I have a simple table, it has a date column and a column with values that reflect the total disk space occupied by a database. Given that I have values for all preceding dates, how can I predict future values using SQL or PL/SQL , i.e. trend prediction.
Assume a simple table:
Col1 Col2 JAN 1000 FEB 1300 MAR 1800 APR 2100...and so on. How would I predict the value for any month in the future?
This is probably one of those problems more easily solved with a spreadsheet application such as Microsoft Excel. However, the SQL challenge has been put forth, and it is my obligation to accept. I came up with two different solutions: one for linear growth, and one for exponential growth. However, their implementations are very similar. Which solution you use depends on the type of thing you are measuring. For example, linear growth would be evident in your car's odometer, where population growth tends to be exponential.
The solutions involves calculating an addend for linear growth and a multiplier for exponential growth. They also use a helper table to assist in extending out the forecast. Let's start by creating our helper table. Its utility will become evident shortly.
create table Cardinals ( digit numeric(1) primary key check (digit >= 0) ); insert into Cardinals values (0); insert into Cardinals values (1); insert into Cardinals values (2); insert into Cardinals values (3); insert into Cardinals values (4); insert into Cardinals values (5); insert into Cardinals values (6); insert into Cardinals values (7); insert into Cardinals values (8); insert into Cardinals values (9);This table simply holds the numbers 0 through 9. By cross joining the Cardinals table to itself and using each instance of the table for a different order of magnitude, we can produce a view that returns numbers 0 through 99. We will use this view as the basis for our forecast consisting of one hundred time periods.
create view TwoDigitCardinals as select ( Tens.Digit * 10 ) + Ones.Digit Cardinal from Cardinals Ones cross join Cardinals Tens;(Please note, if your database doesn't support the SQL-92 CROSS JOIN syntax, you should be able to accomplish the same by simply separating the two instances of the table by a comma with no WHERE clause.) Incidentally, by cross joining even more instances of the Cardinals table, we can create queries that return even larger series of numbers.

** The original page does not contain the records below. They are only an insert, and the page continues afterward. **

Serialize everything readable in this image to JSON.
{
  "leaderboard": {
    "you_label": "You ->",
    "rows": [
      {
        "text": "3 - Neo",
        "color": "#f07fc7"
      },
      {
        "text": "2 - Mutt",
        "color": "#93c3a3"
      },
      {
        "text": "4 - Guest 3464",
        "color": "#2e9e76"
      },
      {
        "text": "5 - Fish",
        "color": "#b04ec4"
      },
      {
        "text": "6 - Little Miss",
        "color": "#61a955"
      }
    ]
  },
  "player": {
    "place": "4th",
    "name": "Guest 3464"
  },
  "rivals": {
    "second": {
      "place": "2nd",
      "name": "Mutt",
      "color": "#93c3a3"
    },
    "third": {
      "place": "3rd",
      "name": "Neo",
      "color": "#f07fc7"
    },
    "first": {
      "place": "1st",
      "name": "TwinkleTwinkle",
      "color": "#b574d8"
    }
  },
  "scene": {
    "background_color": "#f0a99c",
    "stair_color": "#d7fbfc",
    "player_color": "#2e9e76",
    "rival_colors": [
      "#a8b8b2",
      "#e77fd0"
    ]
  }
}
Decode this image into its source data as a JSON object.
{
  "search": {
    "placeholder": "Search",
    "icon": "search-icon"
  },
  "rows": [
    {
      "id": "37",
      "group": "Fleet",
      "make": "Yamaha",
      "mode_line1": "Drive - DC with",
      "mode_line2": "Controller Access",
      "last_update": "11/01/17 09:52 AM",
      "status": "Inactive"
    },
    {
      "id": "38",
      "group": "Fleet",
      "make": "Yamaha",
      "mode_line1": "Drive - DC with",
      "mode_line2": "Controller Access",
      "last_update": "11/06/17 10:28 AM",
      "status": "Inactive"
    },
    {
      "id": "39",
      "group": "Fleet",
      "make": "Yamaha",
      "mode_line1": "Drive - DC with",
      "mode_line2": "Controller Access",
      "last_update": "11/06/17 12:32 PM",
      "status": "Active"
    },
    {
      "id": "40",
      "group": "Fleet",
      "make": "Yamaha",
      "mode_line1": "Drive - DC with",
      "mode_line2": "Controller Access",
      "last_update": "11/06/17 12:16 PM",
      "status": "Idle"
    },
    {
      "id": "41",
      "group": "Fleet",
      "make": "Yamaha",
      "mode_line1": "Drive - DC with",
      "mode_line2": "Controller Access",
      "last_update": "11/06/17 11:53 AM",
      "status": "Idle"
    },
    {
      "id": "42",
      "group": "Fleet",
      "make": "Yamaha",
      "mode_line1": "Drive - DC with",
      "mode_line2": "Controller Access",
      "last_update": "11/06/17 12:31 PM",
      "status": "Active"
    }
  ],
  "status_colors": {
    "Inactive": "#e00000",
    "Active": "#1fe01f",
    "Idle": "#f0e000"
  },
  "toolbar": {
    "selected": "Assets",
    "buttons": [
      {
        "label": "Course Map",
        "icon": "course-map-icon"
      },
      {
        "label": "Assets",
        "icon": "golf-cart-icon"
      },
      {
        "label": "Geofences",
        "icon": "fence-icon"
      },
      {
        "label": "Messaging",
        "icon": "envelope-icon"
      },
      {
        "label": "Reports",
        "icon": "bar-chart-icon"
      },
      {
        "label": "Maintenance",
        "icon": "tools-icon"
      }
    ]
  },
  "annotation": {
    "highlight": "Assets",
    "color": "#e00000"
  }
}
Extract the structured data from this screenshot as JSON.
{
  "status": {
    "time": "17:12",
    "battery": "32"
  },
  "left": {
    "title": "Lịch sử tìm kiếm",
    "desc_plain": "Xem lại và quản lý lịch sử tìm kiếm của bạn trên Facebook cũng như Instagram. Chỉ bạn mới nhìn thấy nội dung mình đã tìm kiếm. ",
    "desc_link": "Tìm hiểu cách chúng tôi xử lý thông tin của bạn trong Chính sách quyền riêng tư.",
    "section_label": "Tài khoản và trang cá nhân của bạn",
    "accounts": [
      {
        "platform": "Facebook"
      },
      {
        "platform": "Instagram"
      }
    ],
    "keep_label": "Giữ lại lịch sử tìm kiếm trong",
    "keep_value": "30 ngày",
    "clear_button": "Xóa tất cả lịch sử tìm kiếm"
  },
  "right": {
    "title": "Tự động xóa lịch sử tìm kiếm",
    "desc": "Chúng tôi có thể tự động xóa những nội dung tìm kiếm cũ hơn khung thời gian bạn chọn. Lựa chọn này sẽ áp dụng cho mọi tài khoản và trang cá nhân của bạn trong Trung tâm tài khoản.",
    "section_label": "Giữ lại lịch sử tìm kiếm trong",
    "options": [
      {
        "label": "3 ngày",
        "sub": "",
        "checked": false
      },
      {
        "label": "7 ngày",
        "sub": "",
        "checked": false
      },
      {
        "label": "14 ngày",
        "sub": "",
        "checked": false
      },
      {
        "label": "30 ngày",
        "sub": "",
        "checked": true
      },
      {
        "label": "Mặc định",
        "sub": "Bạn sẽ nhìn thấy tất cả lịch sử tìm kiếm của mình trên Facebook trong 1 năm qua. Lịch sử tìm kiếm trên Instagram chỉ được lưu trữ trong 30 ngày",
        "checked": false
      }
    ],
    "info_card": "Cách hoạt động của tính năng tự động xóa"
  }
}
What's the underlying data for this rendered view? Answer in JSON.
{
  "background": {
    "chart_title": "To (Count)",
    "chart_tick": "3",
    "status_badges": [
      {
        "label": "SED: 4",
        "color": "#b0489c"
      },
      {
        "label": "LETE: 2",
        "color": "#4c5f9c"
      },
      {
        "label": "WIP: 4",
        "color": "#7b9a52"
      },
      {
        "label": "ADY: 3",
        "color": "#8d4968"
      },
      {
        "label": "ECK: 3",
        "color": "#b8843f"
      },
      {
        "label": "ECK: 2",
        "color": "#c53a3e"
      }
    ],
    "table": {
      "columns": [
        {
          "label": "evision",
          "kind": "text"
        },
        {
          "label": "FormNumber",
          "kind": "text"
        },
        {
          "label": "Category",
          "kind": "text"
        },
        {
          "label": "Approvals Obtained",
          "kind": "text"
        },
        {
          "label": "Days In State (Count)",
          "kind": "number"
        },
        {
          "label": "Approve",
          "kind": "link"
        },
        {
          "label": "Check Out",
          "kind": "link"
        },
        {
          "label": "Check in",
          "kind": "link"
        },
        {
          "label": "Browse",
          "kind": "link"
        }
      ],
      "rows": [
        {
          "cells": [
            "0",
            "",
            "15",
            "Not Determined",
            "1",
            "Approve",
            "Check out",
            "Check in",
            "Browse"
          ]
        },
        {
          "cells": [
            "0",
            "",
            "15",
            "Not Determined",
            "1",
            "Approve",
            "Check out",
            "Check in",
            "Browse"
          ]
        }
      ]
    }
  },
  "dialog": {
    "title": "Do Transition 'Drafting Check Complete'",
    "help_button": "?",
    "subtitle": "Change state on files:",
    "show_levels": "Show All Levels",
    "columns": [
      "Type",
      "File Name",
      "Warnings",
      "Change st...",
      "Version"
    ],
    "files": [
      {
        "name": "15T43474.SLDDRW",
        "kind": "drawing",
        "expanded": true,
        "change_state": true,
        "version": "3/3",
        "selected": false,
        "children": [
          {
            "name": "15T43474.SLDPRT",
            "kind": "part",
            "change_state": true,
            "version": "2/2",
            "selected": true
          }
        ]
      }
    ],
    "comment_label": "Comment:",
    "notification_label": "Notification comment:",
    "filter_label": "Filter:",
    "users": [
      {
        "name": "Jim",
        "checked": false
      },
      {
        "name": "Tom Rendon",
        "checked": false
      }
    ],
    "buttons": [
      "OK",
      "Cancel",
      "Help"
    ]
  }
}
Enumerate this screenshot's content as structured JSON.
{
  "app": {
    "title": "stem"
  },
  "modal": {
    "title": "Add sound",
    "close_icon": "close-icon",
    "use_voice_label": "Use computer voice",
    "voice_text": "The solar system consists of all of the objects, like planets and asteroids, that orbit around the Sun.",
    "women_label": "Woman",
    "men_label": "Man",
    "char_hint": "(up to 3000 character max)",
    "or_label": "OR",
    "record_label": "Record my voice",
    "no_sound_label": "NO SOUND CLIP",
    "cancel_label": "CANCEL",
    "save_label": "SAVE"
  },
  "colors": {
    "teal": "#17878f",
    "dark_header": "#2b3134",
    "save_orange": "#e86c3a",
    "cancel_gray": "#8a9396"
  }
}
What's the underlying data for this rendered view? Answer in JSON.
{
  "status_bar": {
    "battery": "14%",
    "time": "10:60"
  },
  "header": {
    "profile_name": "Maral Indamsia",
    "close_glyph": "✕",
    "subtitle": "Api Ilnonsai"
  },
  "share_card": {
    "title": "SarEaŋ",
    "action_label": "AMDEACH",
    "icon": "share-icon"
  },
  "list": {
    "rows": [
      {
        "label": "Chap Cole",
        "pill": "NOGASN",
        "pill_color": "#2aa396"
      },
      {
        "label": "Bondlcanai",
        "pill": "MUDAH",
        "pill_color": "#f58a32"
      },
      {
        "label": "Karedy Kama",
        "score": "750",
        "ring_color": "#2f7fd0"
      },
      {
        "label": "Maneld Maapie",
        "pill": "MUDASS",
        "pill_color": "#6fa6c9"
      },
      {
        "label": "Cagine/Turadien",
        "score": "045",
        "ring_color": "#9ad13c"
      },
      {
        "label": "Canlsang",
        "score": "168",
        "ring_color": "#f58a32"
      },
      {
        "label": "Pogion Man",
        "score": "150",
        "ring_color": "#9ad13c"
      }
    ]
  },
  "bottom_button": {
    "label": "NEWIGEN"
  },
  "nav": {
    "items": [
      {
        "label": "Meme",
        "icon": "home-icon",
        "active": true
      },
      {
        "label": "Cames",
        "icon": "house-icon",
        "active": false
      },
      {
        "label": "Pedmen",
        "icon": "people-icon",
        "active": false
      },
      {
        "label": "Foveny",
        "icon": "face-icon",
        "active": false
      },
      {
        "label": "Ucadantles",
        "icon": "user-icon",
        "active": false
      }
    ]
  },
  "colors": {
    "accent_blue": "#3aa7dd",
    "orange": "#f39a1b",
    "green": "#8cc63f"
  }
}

Now, let's create a table to store our history. It's pretty generic, with time periods and magnitude represented by simple integers. Without too much difficulty, we could modify this example to use dates to solve the original request. For now, I'll try to make my example as simple as possible for the sakes of both understanding and brevity. Here's the History table:
create table History ( TimePeriod smallint primary key, Magnitude integer ); insert into History values (1, 1000); insert into History values (2, 1300); insert into History values (3, 1800); insert into History values (4, 2100);For linear growth, I decided to take the average of the increases from one period to the next as the basis for future growth. The query could be easily modified to consider only the last five or ten time periods. Here it is:
select avg(H.Magnitude - PrevH.Magnitude) Addend from History H inner join History PrevH on H.TimePeriod-1 = PrevH.TimePeriod; ADDEND ------ 366Mathematically, my formula for linear growth looks like f(x) = a*x + b, where x is the time period extending into the future, and f(x) is the projected magnitude.
In order to make the final SQL a bit easier to understand, I'll illustrate it first, with pseudo-SQL using some simplified tokens encased in greater-than and less-than symbols:
select Cardinal + 1 + <Last Recorded TimePeriod>, <Magnitude of the Last Recorded TimePeriod> + ( <Addend> * ( Cardinal + 1 ) ) from TwoDigitCardinals order by Cardinal;
This answer is continued.
This was first published in March 2002